But then youd have someone complain that the ump should have let the coin hit the ground instead of in his hand
Correct. As an umpire it does bug me, too.
Why do we let the defense ask but not the offense? Why is my angle so much better based on the person asking?
That said, I think the answer is to eliminate the ask altogether. Why do we allow it for this one very specific microscopic instance?
Yes, the plate umpire can deny the request … but not in every code.
Check swing for strike three to end the inning with people advancing? The umpire realizes he messed up.
I am not sure of the meaning of your post. I am also not sure why "the umpire realizes he messed up" and I take a little exception to that. Perhaps the umpire made the correct call from his point of view and it looks different from 72+ feet away at another angle. So which one is right? Why should that depend on the person ASKING not the person ANSWERING?
You want to know something? EVERYTHING looks different from 72+feet away and from another angle. That's why we try not to make calls from that distance or from bad angles. Why do we allow one team that potential advantage but not the other?
The simple answer is "the rule says so." As to why the rule allows that when every other rule in the book seems to written to bring parity and fairness to the game ...
From an umpire perspective, I can agree, on one hand, that it acknowledges that an umpire has to be watching many simultaneous events. However, that is true on every play, so why is this one so different?

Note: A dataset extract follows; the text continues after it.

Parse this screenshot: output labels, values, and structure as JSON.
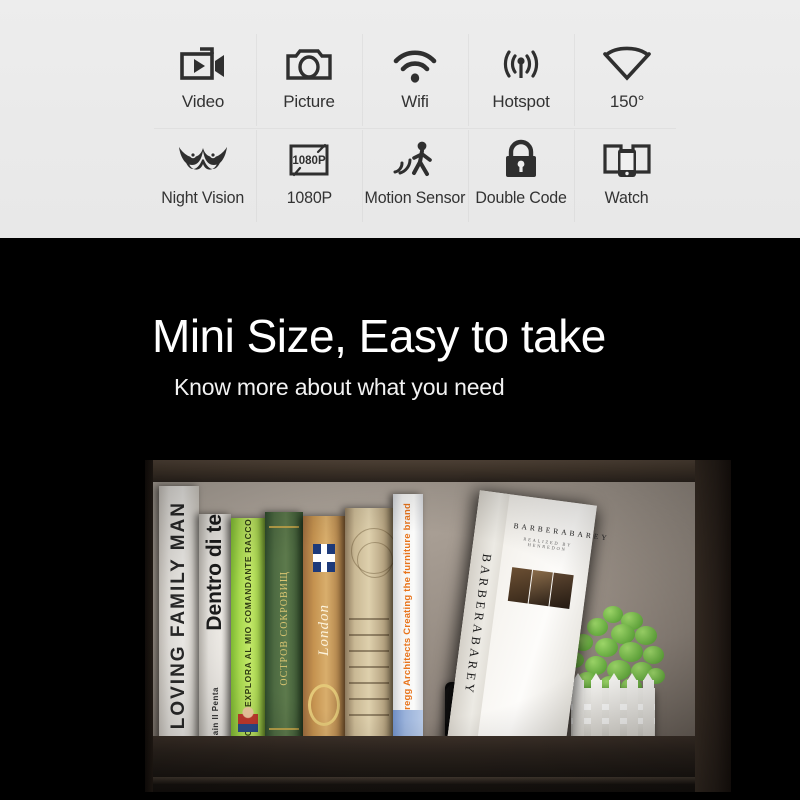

Edit to add: If runners are advancing, I am watching the runners, not a request from a coach who didn't like the call. I have a live ball.
when a home plate umpire calls a strike on a check swing but then he immediately points to first.